Task statement
Once the images are set aside, output the listing exactly as it stands.

Data extracts
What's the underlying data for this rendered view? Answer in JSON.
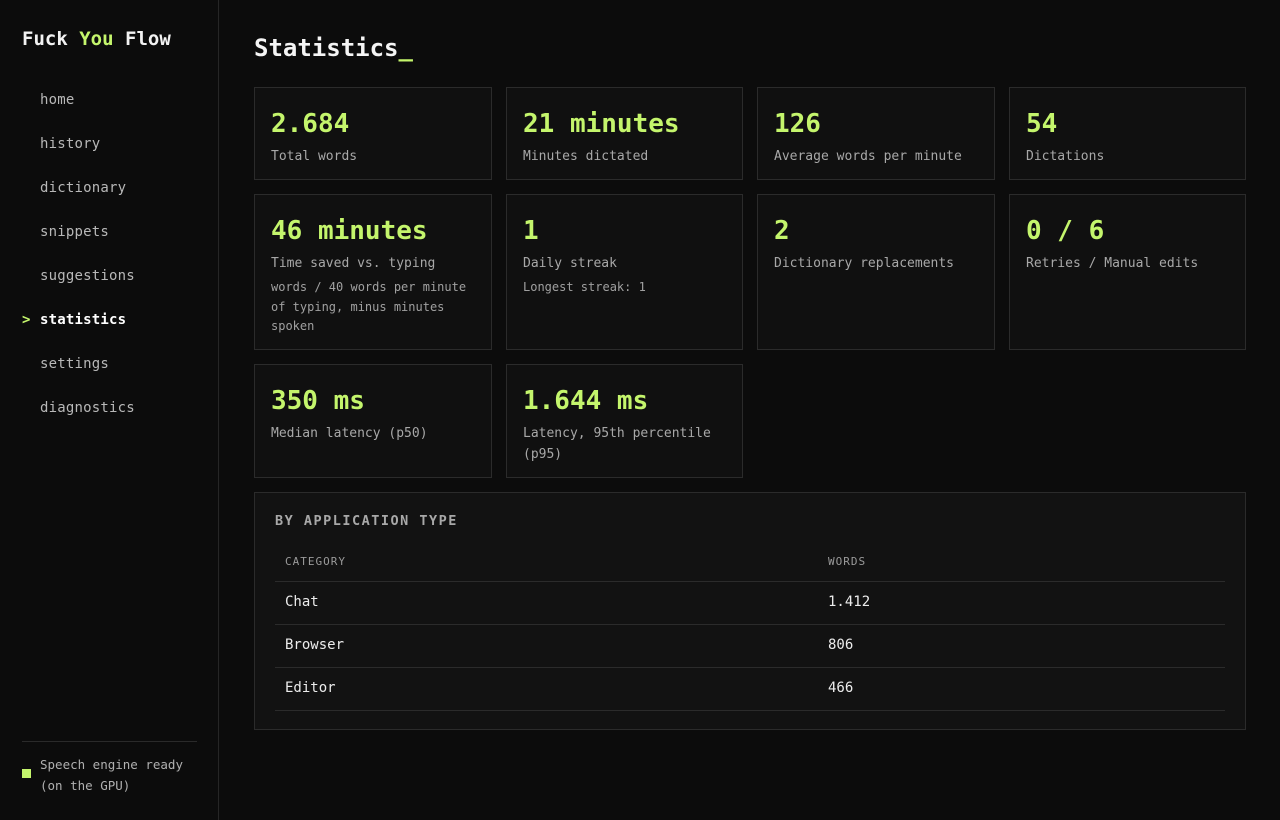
{
  "brand": {
    "part1": "Fuck",
    "part2": "You",
    "part3": "Flow"
  },
  "nav": {
    "items": [
      {
        "label": "home"
      },
      {
        "label": "history"
      },
      {
        "label": "dictionary"
      },
      {
        "label": "snippets"
      },
      {
        "label": "suggestions"
      },
      {
        "label": "statistics",
        "active": true
      },
      {
        "label": "settings"
      },
      {
        "label": "diagnostics"
      }
    ],
    "active_marker": ">"
  },
  "status": {
    "line1": "Speech engine ready",
    "line2": "(on the GPU)",
    "color": "#c4f56c"
  },
  "page": {
    "title": "Statistics",
    "cursor": "_"
  },
  "stats": [
    {
      "value": "2.684",
      "label": "Total words"
    },
    {
      "value": "21 minutes",
      "label": "Minutes dictated"
    },
    {
      "value": "126",
      "label": "Average words per minute"
    },
    {
      "value": "54",
      "label": "Dictations"
    },
    {
      "value": "46 minutes",
      "label": "Time saved vs. typing",
      "note": "words / 40 words per minute of typing, minus minutes spoken"
    },
    {
      "value": "1",
      "label": "Daily streak",
      "note": "Longest streak: 1"
    },
    {
      "value": "2",
      "label": "Dictionary replacements"
    },
    {
      "value": "0 / 6",
      "label": "Retries / Manual edits"
    },
    {
      "value": "350 ms",
      "label": "Median latency (p50)"
    },
    {
      "value": "1.644 ms",
      "label": "Latency, 95th percentile (p95)"
    }
  ],
  "by_app": {
    "title": "BY APPLICATION TYPE",
    "columns": [
      "CATEGORY",
      "WORDS"
    ],
    "rows": [
      {
        "category": "Chat",
        "words": "1.412"
      },
      {
        "category": "Browser",
        "words": "806"
      },
      {
        "category": "Editor",
        "words": "466"
      }
    ]
  },
  "colors": {
    "accent": "#c4f56c",
    "background": "#0c0c0c",
    "card_border": "#2b2b2b"
  }
}
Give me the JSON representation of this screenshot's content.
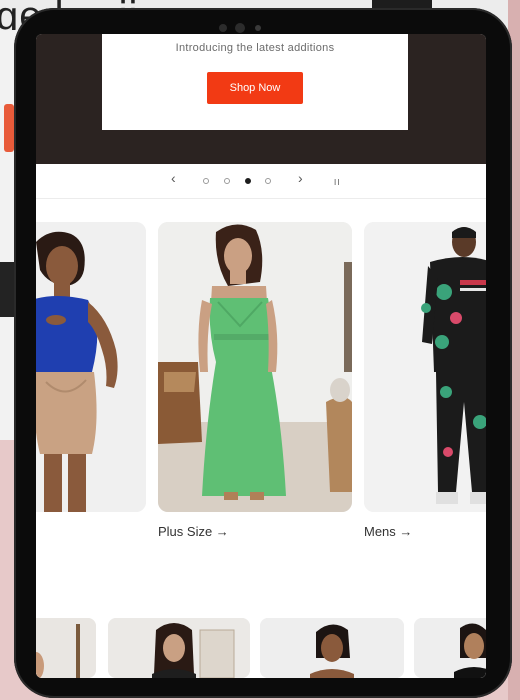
{
  "background": {
    "partial_heading": "ge  l    w   ii  "
  },
  "hero": {
    "subtitle": "Introducing the latest additions",
    "cta_label": "Shop Now"
  },
  "carousel": {
    "prev_label": "‹",
    "next_label": "›",
    "pause_label": "II",
    "slide_count": 4,
    "active_slide": 3
  },
  "categories": [
    {
      "label": "",
      "image": "woman-blue-top-tan-skirt"
    },
    {
      "label": "Plus Size →",
      "image": "woman-green-polka-dot-dress"
    },
    {
      "label": "Mens →",
      "image": "man-floral-tracksuit"
    }
  ],
  "bottom_row": [
    {
      "image": "partial-model"
    },
    {
      "image": "woman-dark-hair"
    },
    {
      "image": "woman-ponytail"
    },
    {
      "image": "woman-black-top"
    }
  ],
  "colors": {
    "accent": "#f23a14",
    "hero_bg": "#2b2321",
    "page_bg": "#e7c9c9"
  }
}
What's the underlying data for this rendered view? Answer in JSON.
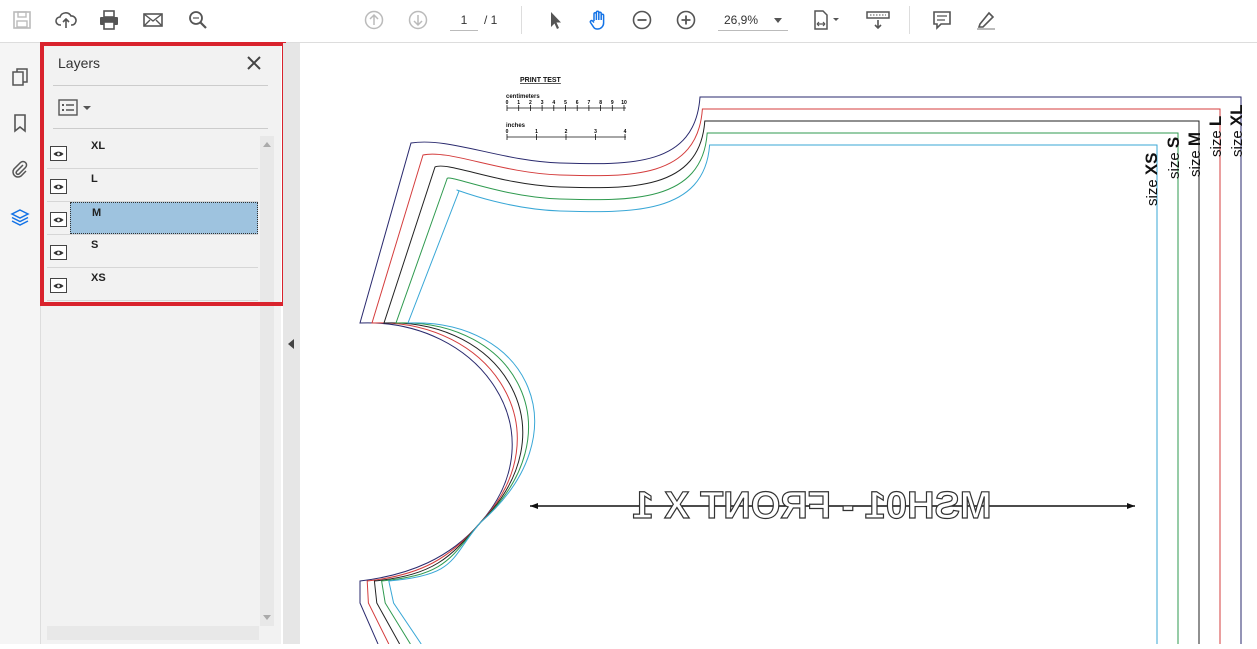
{
  "toolbar": {
    "icons": [
      "save-icon",
      "cloud-upload-icon",
      "print-icon",
      "email-icon",
      "search-icon",
      "page-up-icon",
      "page-down-icon",
      "select-cursor-icon",
      "hand-icon",
      "zoom-out-icon",
      "zoom-in-icon",
      "page-fit-icon",
      "scroll-mode-icon",
      "comment-icon",
      "highlight-icon"
    ],
    "page_current": "1",
    "page_total": "/ 1",
    "zoom": "26,9%"
  },
  "left_rail": {
    "icons": [
      "pages-icon",
      "bookmark-icon",
      "attachment-icon",
      "layers-icon"
    ]
  },
  "layers_panel": {
    "title": "Layers",
    "layers": [
      {
        "name": "XL",
        "selected": false
      },
      {
        "name": "L",
        "selected": false
      },
      {
        "name": "M",
        "selected": true
      },
      {
        "name": "S",
        "selected": false
      },
      {
        "name": "XS",
        "selected": false
      }
    ]
  },
  "document": {
    "print_test": {
      "title": "PRINT TEST",
      "centimeters_label": "centimeters",
      "cm_ticks": [
        "0",
        "1",
        "2",
        "3",
        "4",
        "5",
        "6",
        "7",
        "8",
        "9",
        "10"
      ],
      "inches_label": "inches",
      "inch_ticks": [
        "0",
        "1",
        "2",
        "3",
        "4"
      ]
    },
    "pattern_label": "MSH01 - FRONT X 1",
    "size_labels": [
      {
        "prefix": "size ",
        "size": "XS"
      },
      {
        "prefix": "size ",
        "size": "S"
      },
      {
        "prefix": "size ",
        "size": "M"
      },
      {
        "prefix": "size ",
        "size": "L"
      },
      {
        "prefix": "size ",
        "size": "XL"
      }
    ],
    "colors": {
      "XL": "#2a2a6e",
      "L": "#d43d3d",
      "M": "#222222",
      "S": "#2f9a4f",
      "XS": "#39a7d6"
    }
  }
}
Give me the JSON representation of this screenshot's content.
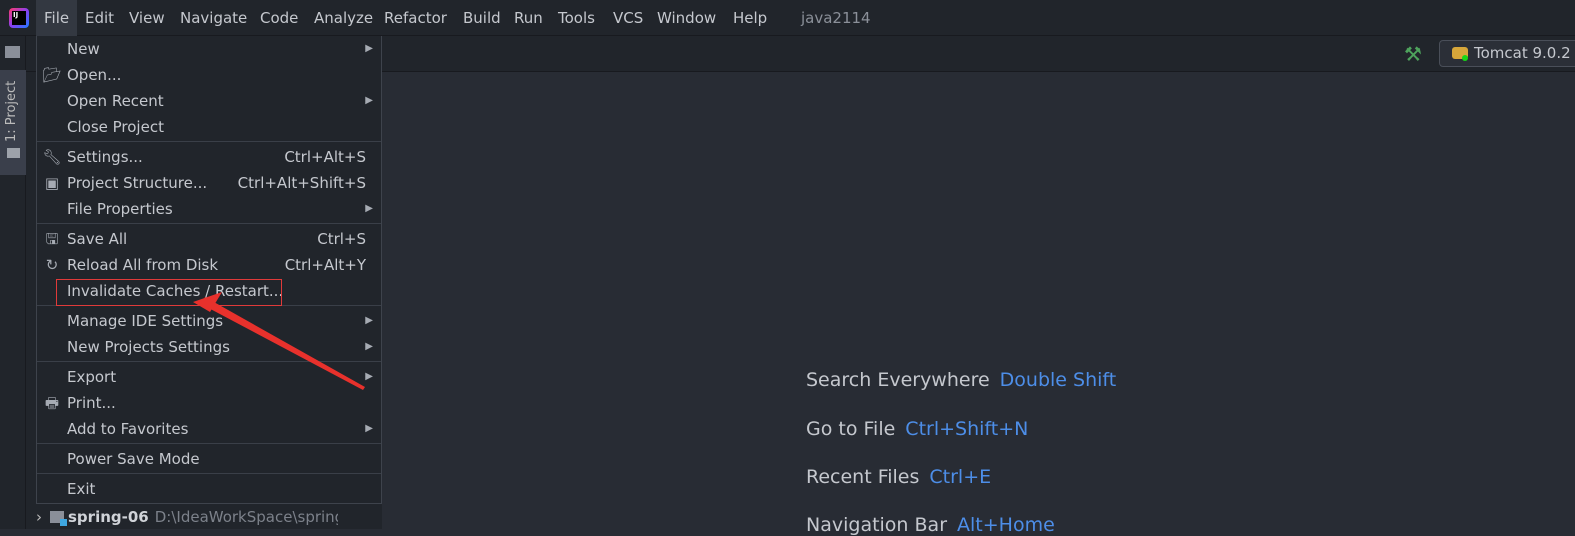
{
  "menubar": {
    "items": [
      "File",
      "Edit",
      "View",
      "Navigate",
      "Code",
      "Analyze",
      "Refactor",
      "Build",
      "Run",
      "Tools",
      "VCS",
      "Window",
      "Help"
    ],
    "project": "java2114",
    "logo": "IJ"
  },
  "toolbar": {
    "run_config": "Tomcat 9.0.2",
    "build_icon": "hammer-icon"
  },
  "left": {
    "project_tab": "1: Project"
  },
  "file_menu": {
    "items": [
      {
        "label": "New",
        "submenu": true
      },
      {
        "label": "Open...",
        "icon": "folder-open-icon"
      },
      {
        "label": "Open Recent",
        "submenu": true
      },
      {
        "label": "Close Project"
      },
      {
        "label": "Settings...",
        "shortcut": "Ctrl+Alt+S",
        "icon": "wrench-icon"
      },
      {
        "label": "Project Structure...",
        "shortcut": "Ctrl+Alt+Shift+S",
        "icon": "project-structure-icon"
      },
      {
        "label": "File Properties",
        "submenu": true
      },
      {
        "label": "Save All",
        "shortcut": "Ctrl+S",
        "icon": "save-icon"
      },
      {
        "label": "Reload All from Disk",
        "shortcut": "Ctrl+Alt+Y",
        "icon": "reload-icon"
      },
      {
        "label": "Invalidate Caches / Restart...",
        "highlighted": true
      },
      {
        "label": "Manage IDE Settings",
        "submenu": true
      },
      {
        "label": "New Projects Settings",
        "submenu": true
      },
      {
        "label": "Export",
        "submenu": true
      },
      {
        "label": "Print...",
        "icon": "print-icon"
      },
      {
        "label": "Add to Favorites",
        "submenu": true
      },
      {
        "label": "Power Save Mode"
      },
      {
        "label": "Exit"
      }
    ]
  },
  "tree": {
    "name": "spring-06",
    "path": "D:\\IdeaWorkSpace\\spring"
  },
  "welcome": [
    {
      "label": "Search Everywhere",
      "shortcut": "Double Shift"
    },
    {
      "label": "Go to File",
      "shortcut": "Ctrl+Shift+N"
    },
    {
      "label": "Recent Files",
      "shortcut": "Ctrl+E"
    },
    {
      "label": "Navigation Bar",
      "shortcut": "Alt+Home"
    }
  ],
  "colors": {
    "accent": "#4d8ee8",
    "annotation": "#e03a3a"
  }
}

Written answer
What's the underlying data for this rendered view? Answer in JSON.
{
  "brand": {
    "part1": "Fuck",
    "part2": "You",
    "part3": "Flow"
  },
  "nav": {
    "items": [
      {
        "label": "home"
      },
      {
        "label": "history"
      },
      {
        "label": "dictionary"
      },
      {
        "label": "snippets"
      },
      {
        "label": "suggestions"
      },
      {
        "label": "statistics",
        "active": true
      },
      {
        "label": "settings"
      },
      {
        "label": "diagnostics"
      }
    ],
    "active_marker": ">"
  },
  "status": {
    "line1": "Speech engine ready",
    "line2": "(on the GPU)",
    "color": "#c4f56c"
  },
  "page": {
    "title": "Statistics",
    "cursor": "_"
  },
  "stats": [
    {
      "value": "2.684",
      "label": "Total words"
    },
    {
      "value": "21 minutes",
      "label": "Minutes dictated"
    },
    {
      "value": "126",
      "label": "Average words per minute"
    },
    {
      "value": "54",
      "label": "Dictations"
    },
    {
      "value": "46 minutes",
      "label": "Time saved vs. typing",
      "note": "words / 40 words per minute of typing, minus minutes spoken"
    },
    {
      "value": "1",
      "label": "Daily streak",
      "note": "Longest streak: 1"
    },
    {
      "value": "2",
      "label": "Dictionary replacements"
    },
    {
      "value": "0 / 6",
      "label": "Retries / Manual edits"
    },
    {
      "value": "350 ms",
      "label": "Median latency (p50)"
    },
    {
      "value": "1.644 ms",
      "label": "Latency, 95th percentile (p95)"
    }
  ],
  "by_app": {
    "title": "BY APPLICATION TYPE",
    "columns": [
      "CATEGORY",
      "WORDS"
    ],
    "rows": [
      {
        "category": "Chat",
        "words": "1.412"
      },
      {
        "category": "Browser",
        "words": "806"
      },
      {
        "category": "Editor",
        "words": "466"
      }
    ]
  },
  "colors": {
    "accent": "#c4f56c",
    "background": "#0c0c0c",
    "card_border": "#2b2b2b"
  }
}
Give me the JSON representation of this screenshot's content.
{
  "background": {
    "partial_heading": "ge  l    w   ii  "
  },
  "hero": {
    "subtitle": "Introducing the latest additions",
    "cta_label": "Shop Now"
  },
  "carousel": {
    "prev_label": "‹",
    "next_label": "›",
    "pause_label": "II",
    "slide_count": 4,
    "active_slide": 3
  },
  "categories": [
    {
      "label": "",
      "image": "woman-blue-top-tan-skirt"
    },
    {
      "label": "Plus Size →",
      "image": "woman-green-polka-dot-dress"
    },
    {
      "label": "Mens →",
      "image": "man-floral-tracksuit"
    }
  ],
  "bottom_row": [
    {
      "image": "partial-model"
    },
    {
      "image": "woman-dark-hair"
    },
    {
      "image": "woman-ponytail"
    },
    {
      "image": "woman-black-top"
    }
  ],
  "colors": {
    "accent": "#f23a14",
    "hero_bg": "#2b2321",
    "page_bg": "#e7c9c9"
  }
}
What's the underlying data for this rendered view? Answer in JSON.
{
  "toolbar": {
    "icons": [
      "save-icon",
      "cloud-upload-icon",
      "print-icon",
      "email-icon",
      "search-icon",
      "page-up-icon",
      "page-down-icon",
      "select-cursor-icon",
      "hand-icon",
      "zoom-out-icon",
      "zoom-in-icon",
      "page-fit-icon",
      "scroll-mode-icon",
      "comment-icon",
      "highlight-icon"
    ],
    "page_current": "1",
    "page_total": "/ 1",
    "zoom": "26,9%"
  },
  "left_rail": {
    "icons": [
      "pages-icon",
      "bookmark-icon",
      "attachment-icon",
      "layers-icon"
    ]
  },
  "layers_panel": {
    "title": "Layers",
    "layers": [
      {
        "name": "XL",
        "selected": false
      },
      {
        "name": "L",
        "selected": false
      },
      {
        "name": "M",
        "selected": true
      },
      {
        "name": "S",
        "selected": false
      },
      {
        "name": "XS",
        "selected": false
      }
    ]
  },
  "document": {
    "print_test": {
      "title": "PRINT TEST",
      "centimeters_label": "centimeters",
      "cm_ticks": [
        "0",
        "1",
        "2",
        "3",
        "4",
        "5",
        "6",
        "7",
        "8",
        "9",
        "10"
      ],
      "inches_label": "inches",
      "inch_ticks": [
        "0",
        "1",
        "2",
        "3",
        "4"
      ]
    },
    "pattern_label": "MSH01 - FRONT X 1",
    "size_labels": [
      {
        "prefix": "size ",
        "size": "XS"
      },
      {
        "prefix": "size ",
        "size": "S"
      },
      {
        "prefix": "size ",
        "size": "M"
      },
      {
        "prefix": "size ",
        "size": "L"
      },
      {
        "prefix": "size ",
        "size": "XL"
      }
    ],
    "colors": {
      "XL": "#2a2a6e",
      "L": "#d43d3d",
      "M": "#222222",
      "S": "#2f9a4f",
      "XS": "#39a7d6"
    }
  }
}
Give me the JSON representation of this screenshot's content.
{
  "menubar": {
    "items": [
      "File",
      "Edit",
      "View",
      "Navigate",
      "Code",
      "Analyze",
      "Refactor",
      "Build",
      "Run",
      "Tools",
      "VCS",
      "Window",
      "Help"
    ],
    "project": "java2114",
    "logo": "IJ"
  },
  "toolbar": {
    "run_config": "Tomcat 9.0.2",
    "build_icon": "hammer-icon"
  },
  "left": {
    "project_tab": "1: Project"
  },
  "file_menu": {
    "items": [
      {
        "label": "New",
        "submenu": true
      },
      {
        "label": "Open...",
        "icon": "folder-open-icon"
      },
      {
        "label": "Open Recent",
        "submenu": true
      },
      {
        "label": "Close Project"
      },
      {
        "label": "Settings...",
        "shortcut": "Ctrl+Alt+S",
        "icon": "wrench-icon"
      },
      {
        "label": "Project Structure...",
        "shortcut": "Ctrl+Alt+Shift+S",
        "icon": "project-structure-icon"
      },
      {
        "label": "File Properties",
        "submenu": true
      },
      {
        "label": "Save All",
        "shortcut": "Ctrl+S",
        "icon": "save-icon"
      },
      {
        "label": "Reload All from Disk",
        "shortcut": "Ctrl+Alt+Y",
        "icon": "reload-icon"
      },
      {
        "label": "Invalidate Caches / Restart...",
        "highlighted": true
      },
      {
        "label": "Manage IDE Settings",
        "submenu": true
      },
      {
        "label": "New Projects Settings",
        "submenu": true
      },
      {
        "label": "Export",
        "submenu": true
      },
      {
        "label": "Print...",
        "icon": "print-icon"
      },
      {
        "label": "Add to Favorites",
        "submenu": true
      },
      {
        "label": "Power Save Mode"
      },
      {
        "label": "Exit"
      }
    ]
  },
  "tree": {
    "name": "spring-06",
    "path": "D:\\IdeaWorkSpace\\spring"
  },
  "welcome": [
    {
      "label": "Search Everywhere",
      "shortcut": "Double Shift"
    },
    {
      "label": "Go to File",
      "shortcut": "Ctrl+Shift+N"
    },
    {
      "label": "Recent Files",
      "shortcut": "Ctrl+E"
    },
    {
      "label": "Navigation Bar",
      "shortcut": "Alt+Home"
    }
  ],
  "colors": {
    "accent": "#4d8ee8",
    "annotation": "#e03a3a"
  }
}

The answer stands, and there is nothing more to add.